Directors of Petroleo Brasileiro SA, as the oil firm is formally known, halted a Friday board meeting before making any decisions and rescheduled it for Tuesday, a source told Reuters without providing details. A possible fuel price increase was expected to be discussed on Friday.
Estado reported that Petrobras’ board, which is presided by Finance Minister Guido Mantega, spent the meeting discussing how to handle PwC’s demands for more investigation into an alleged corruption scheme uncovered by Brazil’s federal police.
PriceWaterhouseCoopers, which has been auditing Petrobras’ financial statements since 2012, refused to sign off on the firm’s third-quarter earnings and threatened to take the case to U.S. authorities, Estado said. Petrobras’ shares are listed on several different exchanges, including Sao Paulo’s BM&FBovespa and the New York Stock Exchange.
PwC’s representatives did not immediately respond to a request for comment from Reuters. To Estado, the auditing company said it would not make comments on its clients.
Petrobras’ representatives were not immediately available to comment.
Brazil’s federal police has been investigating a scam that allegedly received kickbacks from Petrobras contractors and funneled funds to President Dilma Rousseff’s Workers Party and its allies in Congress.
The allegations were made in plea bargain statements made by former Petrobras executive Paulo Roberto Costa and a black-market money dealer called Alberto Youssef, who were arrested in March in a money laundering investigation.

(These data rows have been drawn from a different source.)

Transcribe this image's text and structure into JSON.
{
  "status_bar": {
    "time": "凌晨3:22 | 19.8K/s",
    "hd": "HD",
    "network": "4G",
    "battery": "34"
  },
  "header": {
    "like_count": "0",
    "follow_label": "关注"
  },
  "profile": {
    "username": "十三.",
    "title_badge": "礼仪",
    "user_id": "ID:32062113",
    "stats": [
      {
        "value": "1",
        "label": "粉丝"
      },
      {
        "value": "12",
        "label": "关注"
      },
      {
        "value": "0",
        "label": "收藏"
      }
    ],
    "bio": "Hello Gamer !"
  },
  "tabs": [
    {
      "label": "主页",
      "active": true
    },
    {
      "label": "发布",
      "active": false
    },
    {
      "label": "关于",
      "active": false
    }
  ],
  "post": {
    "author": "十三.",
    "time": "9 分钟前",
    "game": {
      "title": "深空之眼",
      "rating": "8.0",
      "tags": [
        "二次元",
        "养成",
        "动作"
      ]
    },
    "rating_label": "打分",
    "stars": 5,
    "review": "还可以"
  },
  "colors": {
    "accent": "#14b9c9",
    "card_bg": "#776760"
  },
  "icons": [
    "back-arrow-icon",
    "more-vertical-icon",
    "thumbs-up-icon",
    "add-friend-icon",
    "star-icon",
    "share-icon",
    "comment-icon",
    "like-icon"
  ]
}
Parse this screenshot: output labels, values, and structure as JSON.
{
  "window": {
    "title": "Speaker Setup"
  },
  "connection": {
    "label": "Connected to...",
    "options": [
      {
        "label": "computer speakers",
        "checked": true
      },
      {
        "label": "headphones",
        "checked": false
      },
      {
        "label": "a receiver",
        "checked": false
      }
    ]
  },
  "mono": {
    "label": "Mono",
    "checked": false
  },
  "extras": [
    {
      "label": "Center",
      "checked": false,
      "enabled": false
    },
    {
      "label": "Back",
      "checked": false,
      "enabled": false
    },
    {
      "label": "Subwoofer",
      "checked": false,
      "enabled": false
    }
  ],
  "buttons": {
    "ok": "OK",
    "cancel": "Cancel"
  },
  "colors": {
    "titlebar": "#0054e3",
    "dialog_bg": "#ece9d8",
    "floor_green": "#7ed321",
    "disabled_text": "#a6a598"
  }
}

Petrobras announced last week it was hiring two law firms to independently investigate the corruption allegations, which were a key theme in the run-up to the presidential election won by Rousseff last weekend. (Reporting by Walter Brandimarte and Marta Nogueira; Editing by Stephen Powell)